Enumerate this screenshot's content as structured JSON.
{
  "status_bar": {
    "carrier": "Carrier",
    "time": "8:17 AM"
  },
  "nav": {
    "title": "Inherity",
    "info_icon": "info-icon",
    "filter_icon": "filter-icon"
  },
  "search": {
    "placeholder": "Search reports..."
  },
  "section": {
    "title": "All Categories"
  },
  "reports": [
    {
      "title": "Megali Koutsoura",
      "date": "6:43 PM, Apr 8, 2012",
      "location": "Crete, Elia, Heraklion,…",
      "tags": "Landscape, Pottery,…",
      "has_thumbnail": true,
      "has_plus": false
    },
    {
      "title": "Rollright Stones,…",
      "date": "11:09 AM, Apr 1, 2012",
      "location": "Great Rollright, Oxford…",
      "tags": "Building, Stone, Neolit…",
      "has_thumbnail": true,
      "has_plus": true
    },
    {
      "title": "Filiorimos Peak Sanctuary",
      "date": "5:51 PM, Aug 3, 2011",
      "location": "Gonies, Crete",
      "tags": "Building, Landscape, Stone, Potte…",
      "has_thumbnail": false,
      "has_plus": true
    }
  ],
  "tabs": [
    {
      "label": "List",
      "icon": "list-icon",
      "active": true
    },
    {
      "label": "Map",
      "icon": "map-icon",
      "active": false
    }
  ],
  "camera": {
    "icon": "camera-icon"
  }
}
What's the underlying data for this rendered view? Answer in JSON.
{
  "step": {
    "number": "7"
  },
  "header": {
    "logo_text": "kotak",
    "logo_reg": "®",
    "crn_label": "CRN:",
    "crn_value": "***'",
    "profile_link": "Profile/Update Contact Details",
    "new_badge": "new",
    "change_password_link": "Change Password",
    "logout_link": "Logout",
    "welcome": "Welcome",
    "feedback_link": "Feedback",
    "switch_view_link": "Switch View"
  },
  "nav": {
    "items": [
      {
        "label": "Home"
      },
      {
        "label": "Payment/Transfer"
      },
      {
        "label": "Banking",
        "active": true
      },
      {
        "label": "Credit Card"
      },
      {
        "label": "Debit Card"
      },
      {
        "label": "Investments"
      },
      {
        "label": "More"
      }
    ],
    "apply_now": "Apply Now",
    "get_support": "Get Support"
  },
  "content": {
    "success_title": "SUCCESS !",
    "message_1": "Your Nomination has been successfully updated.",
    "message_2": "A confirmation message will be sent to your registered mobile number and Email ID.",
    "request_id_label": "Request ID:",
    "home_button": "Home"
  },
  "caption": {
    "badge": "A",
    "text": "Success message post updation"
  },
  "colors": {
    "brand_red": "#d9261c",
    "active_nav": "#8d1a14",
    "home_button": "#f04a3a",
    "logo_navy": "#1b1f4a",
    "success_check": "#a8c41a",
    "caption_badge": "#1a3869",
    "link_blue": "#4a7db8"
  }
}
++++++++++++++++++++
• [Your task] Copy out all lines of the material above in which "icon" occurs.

• [Solution for this task]
    "info_icon": "info-icon",
    "filter_icon": "filter-icon"
      "icon": "list-icon",
      "icon": "map-icon",
    "icon": "camera-icon"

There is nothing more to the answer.